Arteriosclerosis: prevention, early detection, prognosis

You can do a lot to prevent arteriosclerosis. A healthy diet is just as important as sufficient exercise and avoiding habits that damage the blood vessels:

  • Make sure your diet is low in cholesterol and reduce your excess weight if necessary. Eat very little meat, sausage, fast food or ready meals – these hide unhealthy fats and other additives that put a strain on your metabolism. Instead, opt for wholegrain products, pulses, fish, plenty of vegetables and fruit.
  • Endurance sport – three to five times a week for 30 minutes – has been proven to reduce the risk of arteriosclerosis. Healthy are: Cycling, jogging, walking, cross-country skiing or swimming. These sports also help you to shed excess pounds and maintain a normal weight.
  • If you are a smoker or a smoker, try to stop. There are many ways to stop smoking. If you are unable to do this on your own, seek professional support. Smoking is one of the biggest risk factors for arteriosclerosis and many other diseases.

As the symptoms only appear at an advanced stage, you should have an arteriosclerosis check regularly. Especially if you already belong to a risk group. The earlier the disease is detected, the easier it is to treat.

Progression and prognosis of arteriosclerosis

If arteriosclerosis progresses untreated, complications can occur over time. If the deposits or vascular plaques and vascular calcifications are unstable, they can break open and cause a blood clot. The so-called thrombus is the most common cause of acute arterial occlusion. It is particularly dangerous in the region of the heart, as it leads to a heart attack, which should be treated as quickly as possible.

Treatment of arteriosclerosis

It is often enough to live healthier and take medication to treat arteriosclerosis. We will recommend exercise, a healthy diet and quitting smoking to protect your blood vessels. It is also important to reduce excess weight.

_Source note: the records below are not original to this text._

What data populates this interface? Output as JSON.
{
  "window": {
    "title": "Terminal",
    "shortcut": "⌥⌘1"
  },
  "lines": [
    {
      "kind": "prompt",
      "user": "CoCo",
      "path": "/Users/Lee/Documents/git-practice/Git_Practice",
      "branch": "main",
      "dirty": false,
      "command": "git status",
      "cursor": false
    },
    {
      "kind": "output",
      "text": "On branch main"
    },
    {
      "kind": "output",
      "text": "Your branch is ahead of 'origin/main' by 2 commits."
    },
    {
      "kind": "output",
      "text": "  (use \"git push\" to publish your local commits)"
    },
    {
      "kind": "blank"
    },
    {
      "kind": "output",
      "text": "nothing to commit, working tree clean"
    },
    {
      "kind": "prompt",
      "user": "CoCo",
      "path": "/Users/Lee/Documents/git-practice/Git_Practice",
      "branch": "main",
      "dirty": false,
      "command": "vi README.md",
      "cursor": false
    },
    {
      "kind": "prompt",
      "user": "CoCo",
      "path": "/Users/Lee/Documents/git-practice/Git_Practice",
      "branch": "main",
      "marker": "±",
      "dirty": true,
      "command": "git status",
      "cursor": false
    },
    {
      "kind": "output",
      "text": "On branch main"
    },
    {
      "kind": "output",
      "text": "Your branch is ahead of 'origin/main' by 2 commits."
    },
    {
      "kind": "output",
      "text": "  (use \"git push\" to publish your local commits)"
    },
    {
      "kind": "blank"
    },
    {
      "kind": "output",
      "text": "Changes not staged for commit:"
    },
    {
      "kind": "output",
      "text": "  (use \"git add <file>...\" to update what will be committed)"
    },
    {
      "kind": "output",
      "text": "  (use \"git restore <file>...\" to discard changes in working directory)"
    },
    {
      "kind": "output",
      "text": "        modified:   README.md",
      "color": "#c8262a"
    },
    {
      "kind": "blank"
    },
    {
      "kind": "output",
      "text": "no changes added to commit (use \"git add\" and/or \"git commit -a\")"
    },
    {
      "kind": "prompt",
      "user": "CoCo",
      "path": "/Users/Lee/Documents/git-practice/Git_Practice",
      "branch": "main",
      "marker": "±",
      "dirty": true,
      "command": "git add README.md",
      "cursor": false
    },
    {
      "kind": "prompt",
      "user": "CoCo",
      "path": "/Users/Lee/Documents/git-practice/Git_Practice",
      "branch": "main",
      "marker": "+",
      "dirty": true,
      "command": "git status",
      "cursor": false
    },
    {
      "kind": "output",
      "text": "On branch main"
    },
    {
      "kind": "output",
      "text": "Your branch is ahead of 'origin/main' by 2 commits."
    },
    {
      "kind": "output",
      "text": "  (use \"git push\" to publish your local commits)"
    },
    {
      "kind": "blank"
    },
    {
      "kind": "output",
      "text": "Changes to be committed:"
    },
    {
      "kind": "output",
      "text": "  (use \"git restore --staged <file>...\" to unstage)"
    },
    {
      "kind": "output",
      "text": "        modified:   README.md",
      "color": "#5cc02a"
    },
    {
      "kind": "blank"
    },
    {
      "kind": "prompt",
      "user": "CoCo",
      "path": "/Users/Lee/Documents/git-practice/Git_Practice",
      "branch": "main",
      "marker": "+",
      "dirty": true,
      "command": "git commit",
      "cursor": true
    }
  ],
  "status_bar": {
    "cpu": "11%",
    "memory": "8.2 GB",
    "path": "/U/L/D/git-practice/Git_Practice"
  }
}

We will discuss with you which therapy is most suitable for you.